→ **WHAT YOU HAVE TO DO**: Retype the data below exactly, skipping pictures.

→ **Dataset records**:
--------------------------------
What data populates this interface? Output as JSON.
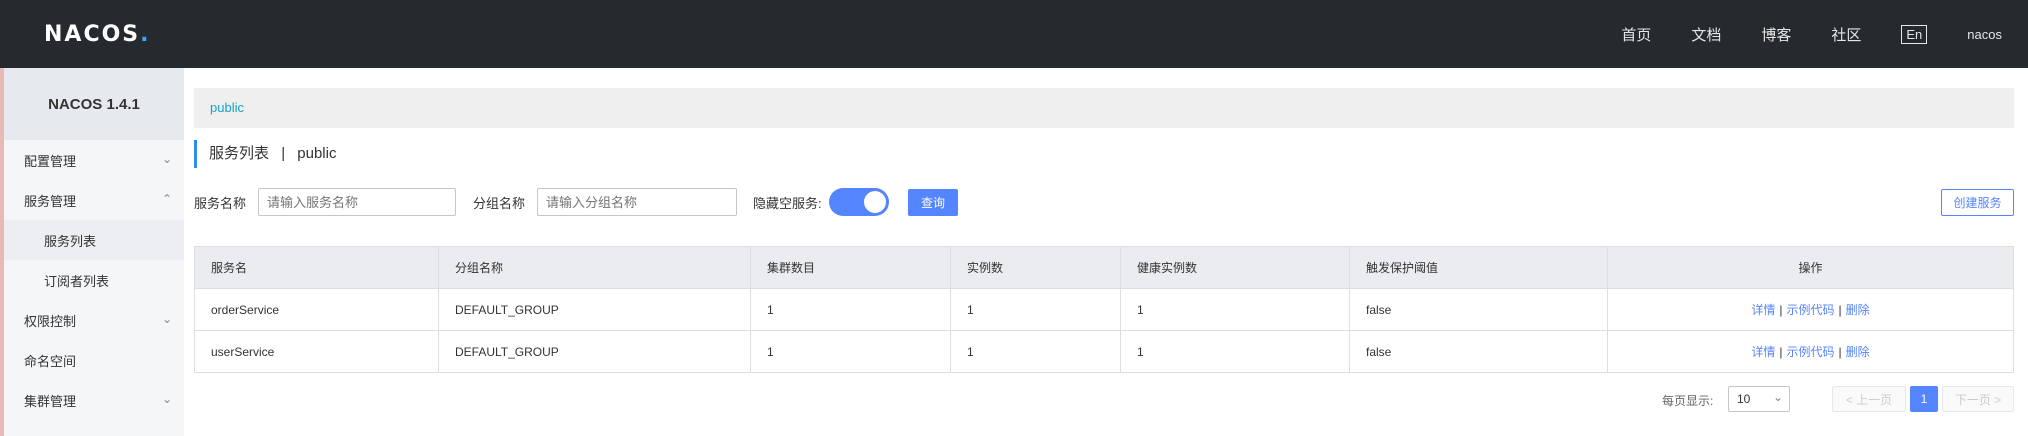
{
  "header": {
    "logo": "NACOS",
    "logo_dot": ".",
    "nav": [
      "首页",
      "文档",
      "博客",
      "社区"
    ],
    "lang": "En",
    "user": "nacos"
  },
  "sidebar": {
    "version": "NACOS 1.4.1",
    "items": [
      {
        "label": "配置管理",
        "chevron": "chevron-down"
      },
      {
        "label": "服务管理",
        "chevron": "chevron-up"
      },
      {
        "label": "服务列表"
      },
      {
        "label": "订阅者列表"
      },
      {
        "label": "权限控制",
        "chevron": "chevron-down"
      },
      {
        "label": "命名空间"
      },
      {
        "label": "集群管理",
        "chevron": "chevron-down"
      }
    ]
  },
  "breadcrumb": "public",
  "title": {
    "main": "服务列表",
    "sep": "|",
    "ns": "public"
  },
  "filters": {
    "service_label": "服务名称",
    "service_placeholder": "请输入服务名称",
    "group_label": "分组名称",
    "group_placeholder": "请输入分组名称",
    "hide_empty_label": "隐藏空服务:",
    "hide_empty_on": true,
    "query": "查询",
    "create": "创建服务"
  },
  "table": {
    "headers": [
      "服务名",
      "分组名称",
      "集群数目",
      "实例数",
      "健康实例数",
      "触发保护阈值",
      "操作"
    ],
    "rows": [
      [
        "orderService",
        "DEFAULT_GROUP",
        "1",
        "1",
        "1",
        "false"
      ],
      [
        "userService",
        "DEFAULT_GROUP",
        "1",
        "1",
        "1",
        "false"
      ]
    ],
    "ops": [
      "详情",
      "示例代码",
      "删除"
    ],
    "op_sep": "|"
  },
  "pagination": {
    "size_label": "每页显示:",
    "size": "10",
    "prev": "上一页",
    "current": "1",
    "next": "下一页"
  },
  "colors": {
    "accent": "#5584ff",
    "header": "#252a2f",
    "link": "#17a2c6"
  }
}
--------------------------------
→ **RESULT OF THE EXERCISE**:
What data populates this interface? Output as JSON.
{
  "header": {
    "logo": "NACOS",
    "logo_dot": ".",
    "nav": [
      "首页",
      "文档",
      "博客",
      "社区"
    ],
    "lang": "En",
    "user": "nacos"
  },
  "sidebar": {
    "version": "NACOS 1.4.1",
    "items": [
      {
        "label": "配置管理",
        "chevron": "chevron-down"
      },
      {
        "label": "服务管理",
        "chevron": "chevron-up"
      },
      {
        "label": "服务列表"
      },
      {
        "label": "订阅者列表"
      },
      {
        "label": "权限控制",
        "chevron": "chevron-down"
      },
      {
        "label": "命名空间"
      },
      {
        "label": "集群管理",
        "chevron": "chevron-down"
      }
    ]
  },
  "breadcrumb": "public",
  "title": {
    "main": "服务列表",
    "sep": "|",
    "ns": "public"
  },
  "filters": {
    "service_label": "服务名称",
    "service_placeholder": "请输入服务名称",
    "group_label": "分组名称",
    "group_placeholder": "请输入分组名称",
    "hide_empty_label": "隐藏空服务:",
    "hide_empty_on": true,
    "query": "查询",
    "create": "创建服务"
  },
  "table": {
    "headers": [
      "服务名",
      "分组名称",
      "集群数目",
      "实例数",
      "健康实例数",
      "触发保护阈值",
      "操作"
    ],
    "rows": [
      [
        "orderService",
        "DEFAULT_GROUP",
        "1",
        "1",
        "1",
        "false"
      ],
      [
        "userService",
        "DEFAULT_GROUP",
        "1",
        "1",
        "1",
        "false"
      ]
    ],
    "ops": [
      "详情",
      "示例代码",
      "删除"
    ],
    "op_sep": "|"
  },
  "pagination": {
    "size_label": "每页显示:",
    "size": "10",
    "prev": "上一页",
    "current": "1",
    "next": "下一页"
  },
  "colors": {
    "accent": "#5584ff",
    "header": "#252a2f",
    "link": "#17a2c6"
  }
}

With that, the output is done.